He has many friends whose politics skew right, including Nicolas Sarkozy, whose decision to vacation on Bolloré’s yacht while president-elect complicated his mandate from the beginning. And it helps to control the information space when you have something to hide. Bolloré first waded into communications with his hostile takeover of the French P.R.-and-advertising giant Havas, in 2005. Today he also owns multi-media conglomerate Vivendi, the TV channels Canal+ and CNews, and the radio station Europe 1, and he was recently approved by the European Commission to buy Lagardère, provided he cleaves off the book-publishing arm Editis and Gala magazine, as the group also owns Paris Match. Phew.
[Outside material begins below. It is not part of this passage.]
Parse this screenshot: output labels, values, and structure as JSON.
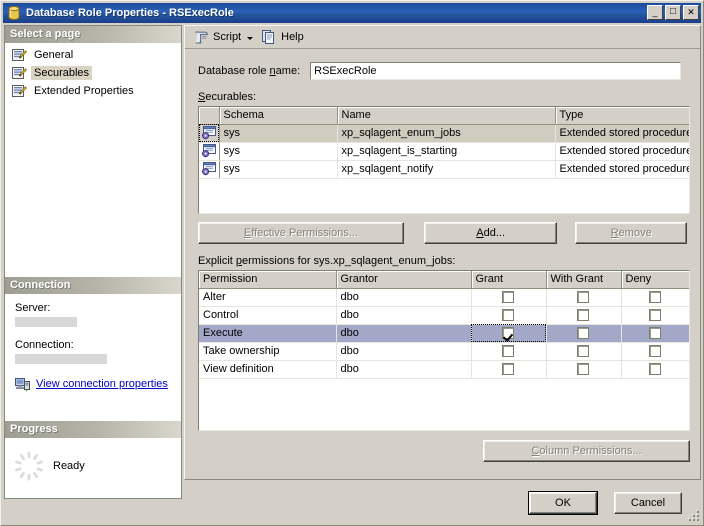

Unlike Jeff Bezos and Patrick Soon-Shiong, who have generally kept their mitts off The Washington Post and the Los Angeles Times, respectively, Bolloré is not afraid to move the editorial line. In 2014, he ordered his newly acquired Canal+ to kill a documentary on Crédit Mutuel, a bank he has dealt with several times. He then went after Nicolas Vescovacci and Jean-Pierre Canet, who wrote the 2018 biography Vincent Tout-Puissant (All-Powerful Vincent). Before the book even hit the shelves, Bolloré sued them for $800,000 and lost.

This is a favorite move of his. “Le Système B,” a short documentary by Reporters sans Frontières, has many more examples of Bolloré’s usually unsuccessful but costly litigation. Journalists claim that the intention is to intimidate and silence them. The E.U.’s progress in writing a law against the European version of SLAPP lawsuits is, like everything E.U., teeth-grindingly slow.
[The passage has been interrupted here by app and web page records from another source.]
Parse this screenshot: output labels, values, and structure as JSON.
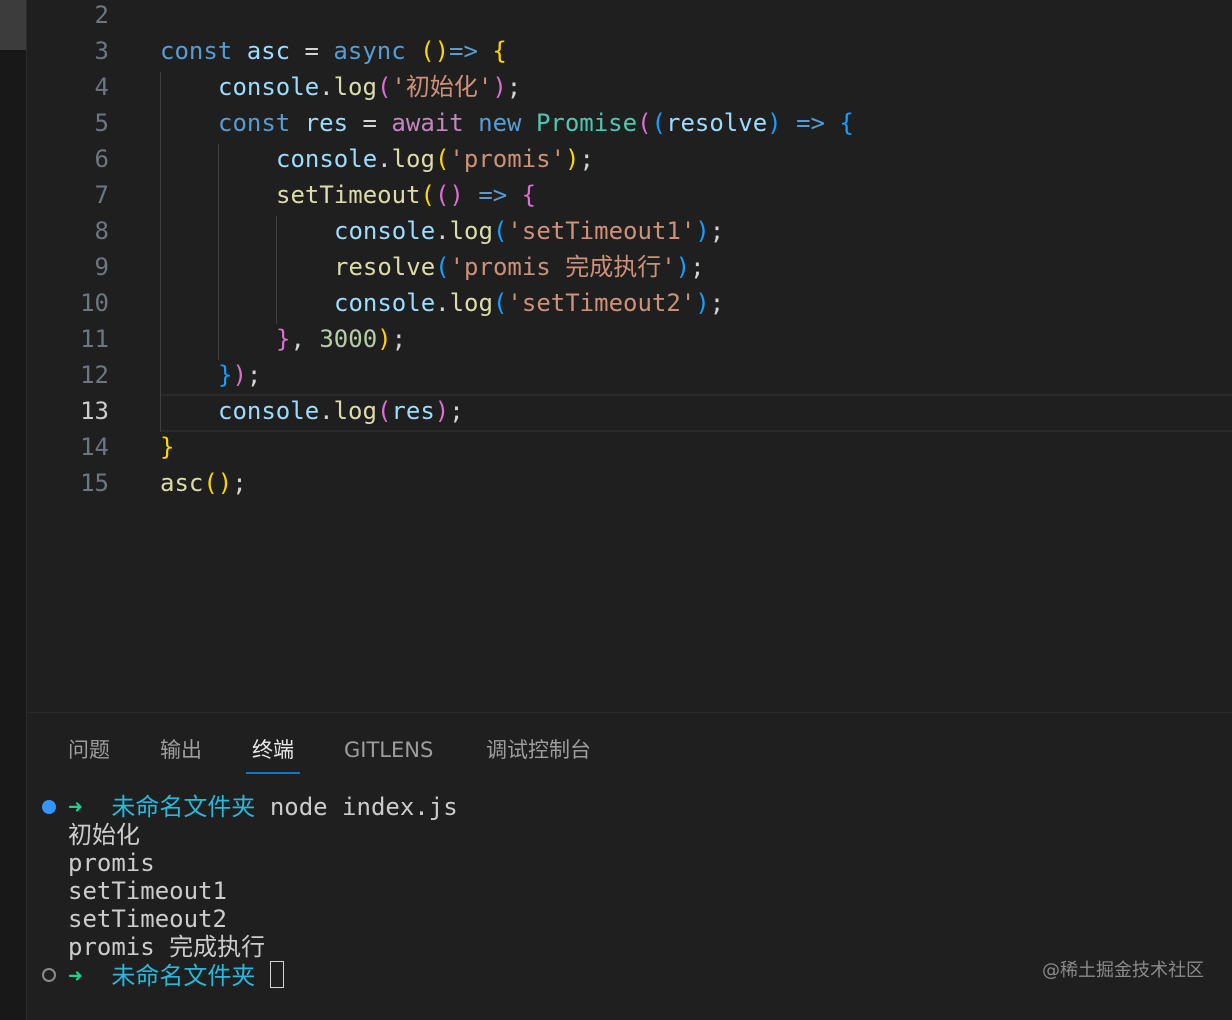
{
  "editor": {
    "current_line": "13",
    "lines": [
      {
        "num": "2",
        "tokens": []
      },
      {
        "num": "3",
        "tokens": [
          "const",
          "asc",
          "=",
          "async",
          "()",
          "=>",
          "{"
        ]
      },
      {
        "num": "4",
        "tokens": [
          "console",
          ".",
          "log",
          "(",
          "'初始化'",
          ")",
          ";"
        ]
      },
      {
        "num": "5",
        "tokens": [
          "const",
          "res",
          "=",
          "await",
          "new",
          "Promise",
          "(",
          "(",
          "resolve",
          ")",
          "=>",
          "{"
        ]
      },
      {
        "num": "6",
        "tokens": [
          "console",
          ".",
          "log",
          "(",
          "'promis'",
          ")",
          ";"
        ]
      },
      {
        "num": "7",
        "tokens": [
          "setTimeout",
          "(",
          "()",
          "=>",
          "{"
        ]
      },
      {
        "num": "8",
        "tokens": [
          "console",
          ".",
          "log",
          "(",
          "'setTimeout1'",
          ")",
          ";"
        ]
      },
      {
        "num": "9",
        "tokens": [
          "resolve",
          "(",
          "'promis 完成执行'",
          ")",
          ";"
        ]
      },
      {
        "num": "10",
        "tokens": [
          "console",
          ".",
          "log",
          "(",
          "'setTimeout2'",
          ")",
          ";"
        ]
      },
      {
        "num": "11",
        "tokens": [
          "}",
          ",",
          "3000",
          ")",
          ";"
        ]
      },
      {
        "num": "12",
        "tokens": [
          "}",
          ")",
          ";"
        ]
      },
      {
        "num": "13",
        "tokens": [
          "console",
          ".",
          "log",
          "(",
          "res",
          ")",
          ";"
        ]
      },
      {
        "num": "14",
        "tokens": [
          "}"
        ]
      },
      {
        "num": "15",
        "tokens": [
          "asc",
          "()",
          ";"
        ]
      }
    ]
  },
  "panel": {
    "tabs": [
      {
        "label": "问题"
      },
      {
        "label": "输出"
      },
      {
        "label": "终端"
      },
      {
        "label": "GITLENS"
      },
      {
        "label": "调试控制台"
      }
    ],
    "active_tab": "终端"
  },
  "terminal": {
    "prompt_arrow": "➜",
    "cwd": "未命名文件夹",
    "command": "node index.js",
    "output": [
      "初始化",
      "promis",
      "setTimeout1",
      "setTimeout2",
      "promis 完成执行"
    ]
  },
  "watermark": "@稀土掘金技术社区",
  "colors": {
    "background": "#1f1f1f",
    "keyword": "#569cd6",
    "control": "#c586c0",
    "variable": "#9cdcfe",
    "function": "#dcdcaa",
    "string": "#ce9178",
    "number": "#b5cea8",
    "class": "#4ec9b0",
    "active_tab_underline": "#0078d4",
    "prompt_arrow": "#23d18b",
    "cwd": "#29b8db"
  }
}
So far, the editors of Le JDD are not going the way of the team at iTélé, who struck and then left en masse when Bolloré transformed a once straightforward information channel into CNews, the closest thing France has to Fox. Now galloping into the culture wars with a right-wing slant, Lejeune appears regularly on one of its most trollish shows, Balance Ton Post! You can imagine his feelings about le wokisme.

Sophie Taillé-Polian, a member of the National Assembly, is among those protesting Bolloré’s appointment of Lejeune.

Journalism is generally as unprofitable in France as it is in the U.S., which leaves reporters at the whims of majority shareholders with bad ideas. Still, there may be reason for optimism, in the form of the French National Assembly. (No, really!) The outspoken Parti Socialiste senator David Assouline, who refuses to appear on Bolloré channels himself, has set up a commission to study the effects of media consolidation in France. More encouraging, a working group under congresswoman Sophie Taillé-Polian met on Wednesday to start hammering out a law giving newsrooms a vote in who runs them.

The parties in the group hold a voting majority without either Marine Le Pen’s Rassemblement National or the ever rightward-lurching Les Républicains parties, neither of which were invited to join. Assouline has mentioned 60 percent newsroom approval as a good target. Since 97 percent of the Journal du Dimanche team is on strike until Lejeune crawls back under his rock, if the group can get the law passed quickly, they may become the little paper that could.

This happens at the same time that Macron announced the September start date of an even more ambitious committee, to study the right to information: Les États Généraux du Droit à l’Information.

There is no First Amendment in France. Ninety percent of its media is owned by billionaires. And yet with the will and skill, France may end up showing the rest of the Free World a way out of our shared informational Upside Down place. Bon courage.

Alexandra Marshall is a Writer at Large at AIR MAIL and a contributor to W, The Wall Street Journal, Vogue, and Travel + Leisure. She chronicles her recent relocation to Le Perche in the newsletter An American Who Fled Paris